Exercise goal => Please show every line in the entries below that includes the word "icon".

(Dataset rows for apps and sites)
━━━━

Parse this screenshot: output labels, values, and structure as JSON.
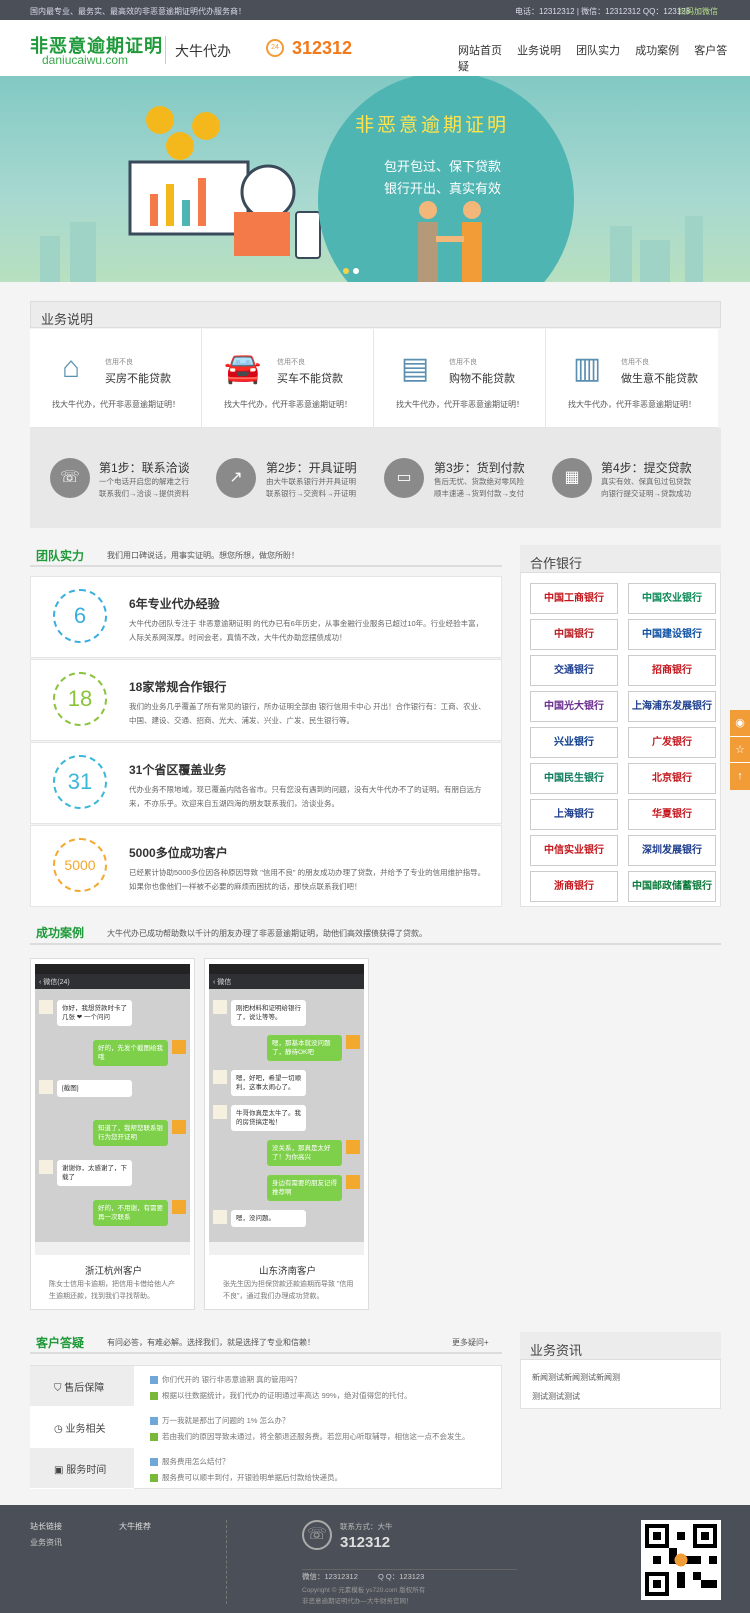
{
  "topbar": {
    "left": "国内最专业、最务实、最高效的非恶意逾期证明代办服务商！",
    "right": "电话：12312312 | 微信：12312312    QQ：123123",
    "wechat": "扫码加微信"
  },
  "header": {
    "logo_cn": "非恶意逾期证明",
    "logo_en": "daniucaiwu.com",
    "slogan": "大牛代办",
    "tel": "312312",
    "nav": [
      "网站首页",
      "业务说明",
      "团队实力",
      "成功案例",
      "客户答疑"
    ]
  },
  "banner": {
    "title": "非恶意逾期证明",
    "line1": "包开包过、保下贷款",
    "line2": "银行开出、真实有效"
  },
  "services": {
    "title": "业务说明",
    "cards": [
      {
        "small": "信用不良",
        "title": "买房不能贷款",
        "desc": "找大牛代办，代开非恶意逾期证明！",
        "icon": "house-icon"
      },
      {
        "small": "信用不良",
        "title": "买车不能贷款",
        "desc": "找大牛代办，代开非恶意逾期证明！",
        "icon": "car-icon"
      },
      {
        "small": "信用不良",
        "title": "购物不能贷款",
        "desc": "找大牛代办，代开非恶意逾期证明！",
        "icon": "card-icon"
      },
      {
        "small": "信用不良",
        "title": "做生意不能贷款",
        "desc": "找大牛代办，代开非恶意逾期证明！",
        "icon": "bank-icon"
      }
    ],
    "steps": [
      {
        "title": "第1步：联系洽谈",
        "desc1": "一个电话开启您的解难之行",
        "desc2": "联系我们→洽谈→提供资料",
        "icon": "phone-icon"
      },
      {
        "title": "第2步：开具证明",
        "desc1": "由大牛联系银行并开具证明",
        "desc2": "联系银行→交资料→开证明",
        "icon": "chart-icon"
      },
      {
        "title": "第3步：货到付款",
        "desc1": "售后无忧、货款绝对零风险",
        "desc2": "顺丰速递→货到付款→支付",
        "icon": "money-icon"
      },
      {
        "title": "第4步：提交贷款",
        "desc1": "真实有效、保真包过包贷款",
        "desc2": "向银行提交证明→贷款成功",
        "icon": "calculator-icon"
      }
    ]
  },
  "team": {
    "title": "团队实力",
    "subtitle": "我们用口碑说话，用事实证明。想您所想，做您所盼！",
    "items": [
      {
        "num": "6",
        "title": "6年专业代办经验",
        "desc": "大牛代办团队专注于 非恶意逾期证明 的代办已有6年历史，从事金融行业服务已超过10年。行业经验丰富，人际关系网深厚。时间会老，真情不改，大牛代办助您摆债成功！",
        "color": "#3aaee0"
      },
      {
        "num": "18",
        "title": "18家常规合作银行",
        "desc": "我们的业务几乎覆盖了所有常见的银行，所办证明全部由 银行信用卡中心 开出！合作银行有：工商、农业、中国、建设、交通、招商、光大、浦发、兴业、广发、民生银行等。",
        "color": "#8ac43c"
      },
      {
        "num": "31",
        "title": "31个省区覆盖业务",
        "desc": "代办业务不限地域，现已覆盖内陆各省市。只有您没有遇到的问题，没有大牛代办不了的证明。有朋自远方来，不亦乐乎。欢迎来自五湖四海的朋友联系我们，洽谈业务。",
        "color": "#3ab8d8"
      },
      {
        "num": "5000",
        "title": "5000多位成功客户",
        "desc": "已经累计协助5000多位因各种原因导致 \"信用不良\" 的朋友成功办理了贷款，并给予了专业的信用维护指导。如果你也像他们一样被不必要的麻烦而困扰的话，那快点联系我们吧！",
        "color": "#f2a92e"
      }
    ]
  },
  "banks": {
    "title": "合作银行",
    "items": [
      {
        "name": "中国工商银行",
        "color": "#c4161c"
      },
      {
        "name": "中国农业银行",
        "color": "#0a8a55"
      },
      {
        "name": "中国银行",
        "color": "#b81c22"
      },
      {
        "name": "中国建设银行",
        "color": "#0a4ea2"
      },
      {
        "name": "交通银行",
        "color": "#1d3f8e"
      },
      {
        "name": "招商银行",
        "color": "#c4161c"
      },
      {
        "name": "中国光大银行",
        "color": "#6a2c8e"
      },
      {
        "name": "上海浦东发展银行",
        "color": "#1d3f8e"
      },
      {
        "name": "兴业银行",
        "color": "#0a3a8a"
      },
      {
        "name": "广发银行",
        "color": "#c4161c"
      },
      {
        "name": "中国民生银行",
        "color": "#0a7a5a"
      },
      {
        "name": "北京银行",
        "color": "#c4161c"
      },
      {
        "name": "上海银行",
        "color": "#1a3a8a"
      },
      {
        "name": "华夏银行",
        "color": "#c4161c"
      },
      {
        "name": "中信实业银行",
        "color": "#c4161c"
      },
      {
        "name": "深圳发展银行",
        "color": "#1a3a8a"
      },
      {
        "name": "浙商银行",
        "color": "#c4161c"
      },
      {
        "name": "中国邮政储蓄银行",
        "color": "#0a7a3a"
      }
    ]
  },
  "cases": {
    "title": "成功案例",
    "subtitle": "大牛代办已成功帮助数以千计的朋友办理了非恶意逾期证明，助他们高效摆债获得了贷款。",
    "items": [
      {
        "name": "浙江杭州客户",
        "desc": "陈女士信用卡逾期，把信用卡借给他人产生逾期还款，找到我们寻找帮助。",
        "nav": "微信(24)",
        "msgs": [
          {
            "t": "w",
            "s": "你好，我想贷款时卡了几张 ❤ 一个问问"
          },
          {
            "t": "g",
            "s": "好的，先发个截图给我哦"
          },
          {
            "t": "w",
            "s": "[截图]"
          },
          {
            "t": "g",
            "s": "知道了，我帮您联系银行为您开证明"
          },
          {
            "t": "w",
            "s": "谢谢你，太感谢了，下载了"
          },
          {
            "t": "g",
            "s": "好的，不用谢，有需要再一次联系"
          }
        ]
      },
      {
        "name": "山东济南客户",
        "desc": "张先生因为担保贷款还款逾期而导致 \"信用不良\"，通过我们办理成功贷款。",
        "nav": "微信",
        "msgs": [
          {
            "t": "w",
            "s": "刚把材料和证明给银行了，说让等等。"
          },
          {
            "t": "g",
            "s": "嗯，那基本就没问题了，静待OK吧"
          },
          {
            "t": "w",
            "s": "嗯，好吧，希望一切顺利，这事太闹心了。"
          },
          {
            "t": "w",
            "s": "牛哥你真是太牛了。我的房贷搞定啦！"
          },
          {
            "t": "g",
            "s": "没关系，那真是太好了！为你高兴"
          },
          {
            "t": "g",
            "s": "身边有需要的朋友记得推荐啊"
          },
          {
            "t": "w",
            "s": "嗯，没问题。"
          }
        ]
      }
    ]
  },
  "faq": {
    "title": "客户答疑",
    "subtitle": "有问必答，有难必解。选择我们，就是选择了专业和信赖！",
    "more": "更多疑问+",
    "tabs": [
      "售后保障",
      "业务相关",
      "服务时间"
    ],
    "items": [
      {
        "q": "你们代开的 银行非恶意逾期 真的管用吗？",
        "a": "根据以往数据统计，我们代办的证明通过率高达 99%，绝对值得您的托付。"
      },
      {
        "q": "万一我就是那出了问题的 1% 怎么办？",
        "a": "若由我们的原因导致未通过，将全额退还服务费。若您用心听取辅导，相信这一点不会发生。"
      },
      {
        "q": "服务费用怎么结付？",
        "a": "服务费可以顺丰到付，开银验明单据后付款给快递员。"
      }
    ]
  },
  "news": {
    "title": "业务资讯",
    "items": [
      "新闻测试新闻测试新闻测",
      "测试测试测试"
    ]
  },
  "footer": {
    "links_title": "站长链接",
    "links": [
      "业务资讯"
    ],
    "rec_title": "大牛推荐",
    "contact_label": "联系方式：大牛",
    "tel": "312312",
    "wx": "微信：12312312",
    "qq": "Q Q：123123",
    "copy1": "Copyright © 元素模板 ys720.com 版权所有",
    "copy2": "非恶意逾期证明代办—大牛财务官网！"
  },
  "colors": {
    "brand": "#1f9a3a",
    "accent": "#f27a1a",
    "footer": "#4b4f57"
  }
}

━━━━

Exercise output =>
        "icon": "house-icon"
        "icon": "car-icon"
        "icon": "card-icon"
        "icon": "bank-icon"
        "icon": "phone-icon"
        "icon": "chart-icon"
        "icon": "money-icon"
        "icon": "calculator-icon"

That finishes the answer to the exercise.